§ Dataset entries

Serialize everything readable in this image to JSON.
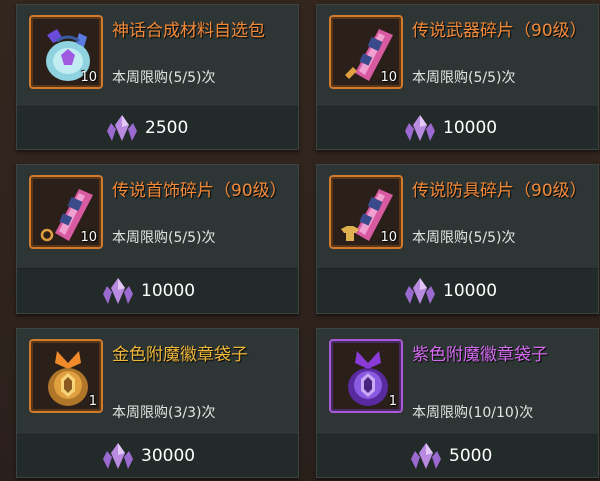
{
  "items": [
    {
      "title": "神话合成材料自选包",
      "limit": "本周限购(5/5)次",
      "quantity": "10",
      "price": "2500",
      "icon": "mythic-material-bag-icon",
      "rarity_color": "#d07a2c"
    },
    {
      "title": "传说武器碎片（90级）",
      "limit": "本周限购(5/5)次",
      "quantity": "10",
      "price": "10000",
      "icon": "legendary-weapon-shard-icon",
      "rarity_color": "#d07a2c"
    },
    {
      "title": "传说首饰碎片（90级）",
      "limit": "本周限购(5/5)次",
      "quantity": "10",
      "price": "10000",
      "icon": "legendary-accessory-shard-icon",
      "rarity_color": "#d07a2c"
    },
    {
      "title": "传说防具碎片（90级）",
      "limit": "本周限购(5/5)次",
      "quantity": "10",
      "price": "10000",
      "icon": "legendary-armor-shard-icon",
      "rarity_color": "#d07a2c"
    },
    {
      "title": "金色附魔徽章袋子",
      "limit": "本周限购(3/3)次",
      "quantity": "1",
      "price": "30000",
      "icon": "gold-enchant-badge-bag-icon",
      "rarity_color": "#d07a2c"
    },
    {
      "title": "紫色附魔徽章袋子",
      "limit": "本周限购(10/10)次",
      "quantity": "1",
      "price": "5000",
      "icon": "purple-enchant-badge-bag-icon",
      "rarity_color": "#a85ad8"
    }
  ],
  "currency_icon": "purple-crystal-icon"
}
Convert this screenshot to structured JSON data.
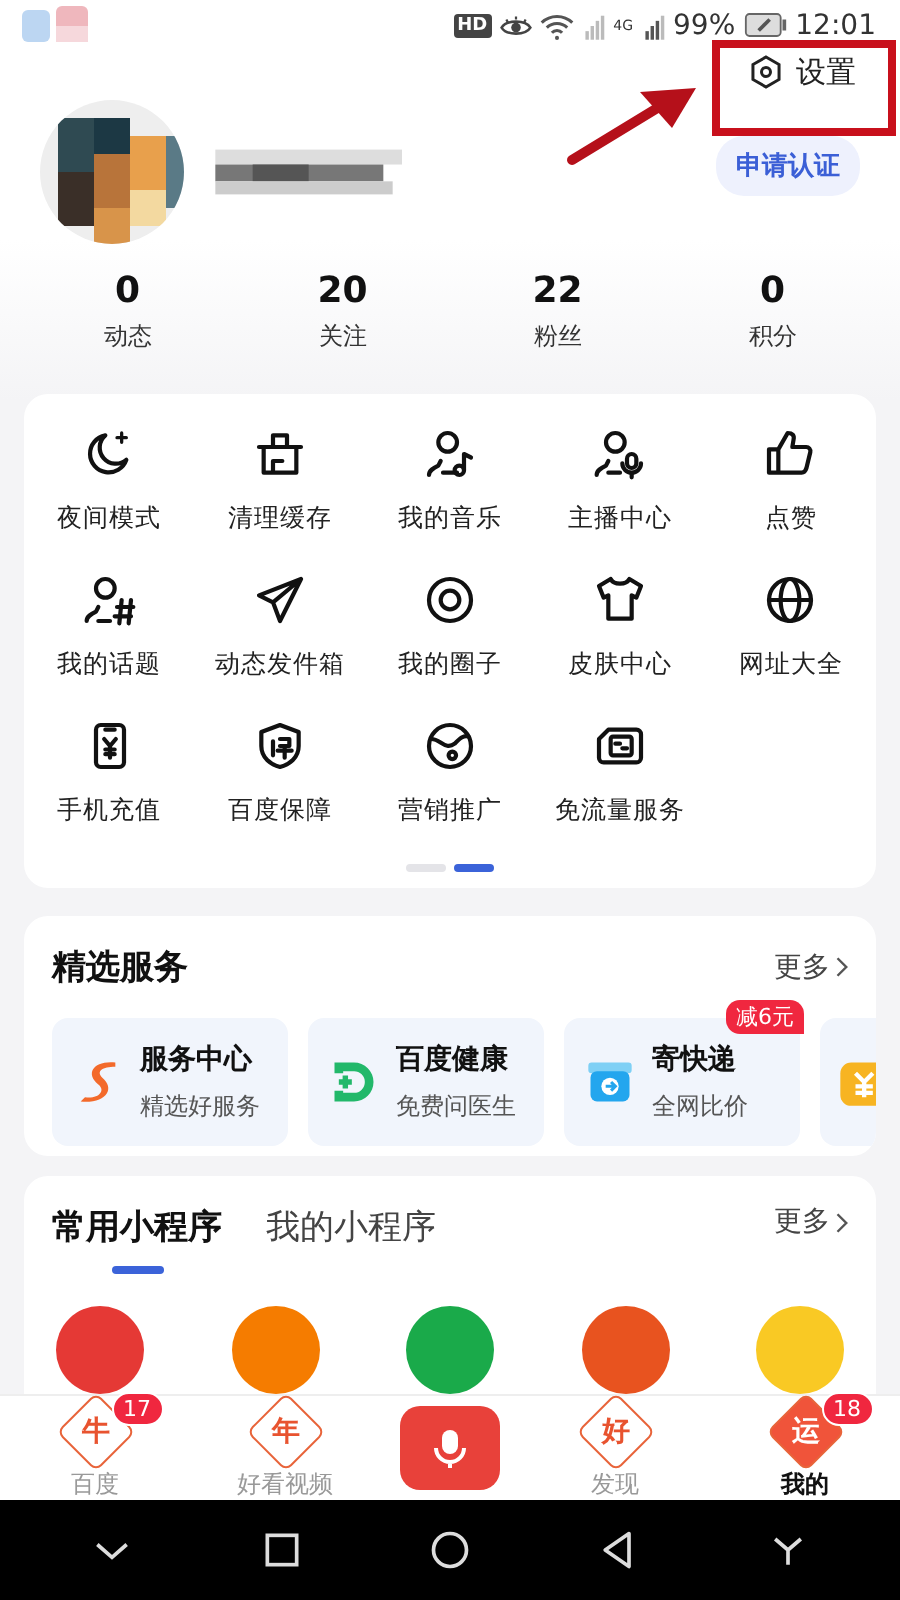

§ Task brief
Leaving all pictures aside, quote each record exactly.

§ Response below
Serialize everything readable in this image to JSON.
{
  "items": [
    {
      "title": "神话合成材料自选包",
      "limit": "本周限购(5/5)次",
      "quantity": "10",
      "price": "2500",
      "icon": "mythic-material-bag-icon",
      "rarity_color": "#d07a2c"
    },
    {
      "title": "传说武器碎片（90级）",
      "limit": "本周限购(5/5)次",
      "quantity": "10",
      "price": "10000",
      "icon": "legendary-weapon-shard-icon",
      "rarity_color": "#d07a2c"
    },
    {
      "title": "传说首饰碎片（90级）",
      "limit": "本周限购(5/5)次",
      "quantity": "10",
      "price": "10000",
      "icon": "legendary-accessory-shard-icon",
      "rarity_color": "#d07a2c"
    },
    {
      "title": "传说防具碎片（90级）",
      "limit": "本周限购(5/5)次",
      "quantity": "10",
      "price": "10000",
      "icon": "legendary-armor-shard-icon",
      "rarity_color": "#d07a2c"
    },
    {
      "title": "金色附魔徽章袋子",
      "limit": "本周限购(3/3)次",
      "quantity": "1",
      "price": "30000",
      "icon": "gold-enchant-badge-bag-icon",
      "rarity_color": "#d07a2c"
    },
    {
      "title": "紫色附魔徽章袋子",
      "limit": "本周限购(10/10)次",
      "quantity": "1",
      "price": "5000",
      "icon": "purple-enchant-badge-bag-icon",
      "rarity_color": "#a85ad8"
    }
  ],
  "currency_icon": "purple-crystal-icon"
}
Convert this screenshot to structured JSON data.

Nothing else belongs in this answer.